### PROBLEM REQUIREMENTS
Each line of the listing below containing the word "post" should be returned.

### DATA
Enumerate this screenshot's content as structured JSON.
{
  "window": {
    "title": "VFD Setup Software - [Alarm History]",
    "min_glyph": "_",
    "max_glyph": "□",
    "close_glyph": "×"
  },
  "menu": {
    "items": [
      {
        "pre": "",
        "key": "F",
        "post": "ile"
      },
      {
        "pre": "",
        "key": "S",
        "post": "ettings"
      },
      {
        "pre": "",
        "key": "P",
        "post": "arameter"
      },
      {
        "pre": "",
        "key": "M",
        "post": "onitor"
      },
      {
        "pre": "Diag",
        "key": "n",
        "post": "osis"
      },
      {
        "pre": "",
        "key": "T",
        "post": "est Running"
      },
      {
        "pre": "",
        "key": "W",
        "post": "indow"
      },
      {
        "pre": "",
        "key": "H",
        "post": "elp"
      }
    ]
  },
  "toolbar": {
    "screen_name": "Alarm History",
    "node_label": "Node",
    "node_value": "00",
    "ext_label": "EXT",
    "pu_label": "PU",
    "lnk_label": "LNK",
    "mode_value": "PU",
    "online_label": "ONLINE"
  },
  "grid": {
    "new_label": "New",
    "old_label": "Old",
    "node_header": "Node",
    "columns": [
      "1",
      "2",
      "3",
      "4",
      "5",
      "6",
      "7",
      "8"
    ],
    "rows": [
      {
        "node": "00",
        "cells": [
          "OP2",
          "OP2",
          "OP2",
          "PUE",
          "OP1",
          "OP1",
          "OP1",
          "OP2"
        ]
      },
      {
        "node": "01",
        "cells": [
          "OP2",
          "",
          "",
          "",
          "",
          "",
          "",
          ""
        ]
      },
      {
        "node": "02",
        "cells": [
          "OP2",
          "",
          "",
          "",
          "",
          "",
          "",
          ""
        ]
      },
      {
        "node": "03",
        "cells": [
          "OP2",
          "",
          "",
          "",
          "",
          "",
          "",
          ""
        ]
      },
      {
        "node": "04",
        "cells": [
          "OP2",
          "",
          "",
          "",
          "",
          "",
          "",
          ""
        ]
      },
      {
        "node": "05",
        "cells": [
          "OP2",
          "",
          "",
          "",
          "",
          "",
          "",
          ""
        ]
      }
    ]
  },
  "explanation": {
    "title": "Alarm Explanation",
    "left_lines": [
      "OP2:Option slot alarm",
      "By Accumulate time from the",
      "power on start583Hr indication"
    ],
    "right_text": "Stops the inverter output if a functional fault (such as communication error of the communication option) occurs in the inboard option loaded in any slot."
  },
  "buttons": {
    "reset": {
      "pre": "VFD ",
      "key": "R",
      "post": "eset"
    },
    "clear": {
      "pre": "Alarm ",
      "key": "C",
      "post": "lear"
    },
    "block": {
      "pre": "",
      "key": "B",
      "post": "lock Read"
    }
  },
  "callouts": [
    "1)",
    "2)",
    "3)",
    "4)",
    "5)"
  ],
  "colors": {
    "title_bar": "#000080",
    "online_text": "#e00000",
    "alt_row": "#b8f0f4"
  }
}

### WRITTEN ANSWER
        "post": "ile"
        "post": "ettings"
        "post": "arameter"
        "post": "onitor"
        "post": "osis"
        "post": "est Running"
        "post": "indow"
        "post": "elp"
      "post": "eset"
      "post": "lear"
      "post": "lock Read"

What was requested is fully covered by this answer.